Wood lathart dates back as far as the late 1800's to the North Atlantic Maritime regions of Canada. This is a folk art tradition made up of wood strips (or lath) originally taken from snow-fence or sand-fence, and discarded wall lathing found in homes in earlier days. A great deal of the earlier works in lath are maritime coastal scenes of fishing villages, light houses, and various beach scenes. in the 1970's a man name Theodore Degroot brought this folk art back to life, and much of his original work, and mass produced recreations of his work are still on the market today. The picture below is one of his, and is a great example of how simple a nice piece of artwork can be obtained with this wood lath.
Another lath artist (the one that inspired me) is a man named Tom Bramhil. He created the blog that I am a part of right now. http://www.lathart.blogspot.com
I want to say that it was back in the 1980's when he got his start, but anyways, he created lathart kits, and ended up selling his idea to a company called Woodscapes. http://www.woodscape.ca/
Many of the pieces that they sell are his creations. One of those pieces, called "Five Boats" , captivated me to this wooden artform. More of this information and examples can be found on the blog. The pictures below are of a simple beach house that I created last spring. This picture measures 15"x11 1/2" framed.
This is a picture of my drawing and a carboard cutout that I used to construct a holding frame for all of the pieces.
This is my completed holding frame. The strips that surround the cardboard are 1/4" thick and 1/2" wide. They are simply glued around the perimeter. I then paint the cardboard black to define the lines behind the cutout pieces of lath.
The wood lath, that I cut from standard spruce 2x4's (preferably low knot content). I usually don't rip the entire 2x4 down it's 8' length. Instead I cross-cut it first to more manageable lengths, depending on the picture size. I then rip it's 1 1/2" edge to 1/4" strips, that I glue side by side onto craft paper (this stuff is like brown paper bag, and can be purchased at craft stores in rolls). Notice that I leave about 1/16" to an 1/8" gaps between the lath. I then carbon transfer my pieces onto this sheet of wood lath using my drawing, some carbon paper and carbon scriber.

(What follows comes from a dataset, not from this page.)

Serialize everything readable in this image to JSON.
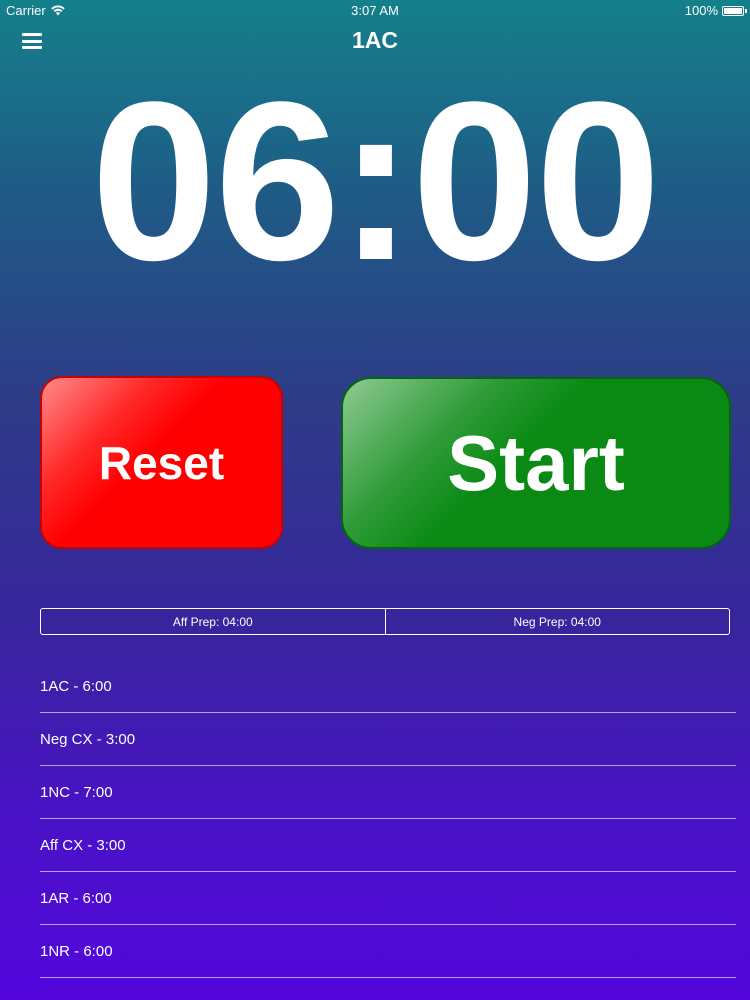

I then cut out the pieces, using my scroll saw, and arange them in my holding frame. As you can see from above, some of the pieces are small, and can be cut within a single piece of wood lath.
I then paint the pieces using either acrylic craft paint or oil. This one is done in acrylic. I like to mix and create my own colors, and some of the colors are fine un-mixed. There are tons of different colors available. The secret is to water down the color a little bit before applying it to the pieces, and then rub it off to maintain the grain. I dabbed this picture with a little green to bring out some of the sand grass. With oil paint you have to use orderless mineral spirits to dilute the colors. The cool part is that the cuts define the breaks between the colors, so really, your just painting pieces.
There are a couple of ways of producing the frame. I use 2x4 to construct my frames. There is also a description of another frame construction on the blog. I will try to give a detailed description of this process in the near future, and maybe I'll try to get this picture formatted to offer online to anyone that wants to attempt it.
My name is Chris and I am a 39 year old husband, and father, of four children. I have been scrolling since 1996, mostly in intarsia. Recently I have been doing something called lathart.